### Aim of the task
When a line below contains the string "pour", show that line.

Website and app data records
================================
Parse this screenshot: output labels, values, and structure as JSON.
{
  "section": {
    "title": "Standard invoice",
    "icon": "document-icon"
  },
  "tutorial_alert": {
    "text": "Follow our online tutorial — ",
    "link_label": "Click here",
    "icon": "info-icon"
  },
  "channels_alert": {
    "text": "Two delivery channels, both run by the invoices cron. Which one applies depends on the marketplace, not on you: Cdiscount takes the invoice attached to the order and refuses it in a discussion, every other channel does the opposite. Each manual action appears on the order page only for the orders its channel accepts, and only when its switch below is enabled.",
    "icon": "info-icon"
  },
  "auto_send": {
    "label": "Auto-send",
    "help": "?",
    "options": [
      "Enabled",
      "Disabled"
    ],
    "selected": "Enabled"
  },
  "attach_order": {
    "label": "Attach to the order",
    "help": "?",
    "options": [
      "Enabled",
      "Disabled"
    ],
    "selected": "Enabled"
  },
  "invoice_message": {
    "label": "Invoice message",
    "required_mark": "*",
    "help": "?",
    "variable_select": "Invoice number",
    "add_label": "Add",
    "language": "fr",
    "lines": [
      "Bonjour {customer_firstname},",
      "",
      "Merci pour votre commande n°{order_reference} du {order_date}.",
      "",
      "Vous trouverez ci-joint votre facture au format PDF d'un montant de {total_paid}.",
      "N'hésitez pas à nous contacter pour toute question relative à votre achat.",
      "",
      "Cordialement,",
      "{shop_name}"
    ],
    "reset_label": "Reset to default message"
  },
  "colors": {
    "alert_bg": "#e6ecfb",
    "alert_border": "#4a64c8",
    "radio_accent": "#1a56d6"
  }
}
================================
### Reply
      "Merci pour votre commande n°{order_reference} du {order_date}.",
      "N'hésitez pas à nous contacter pour toute question relative à votre achat.",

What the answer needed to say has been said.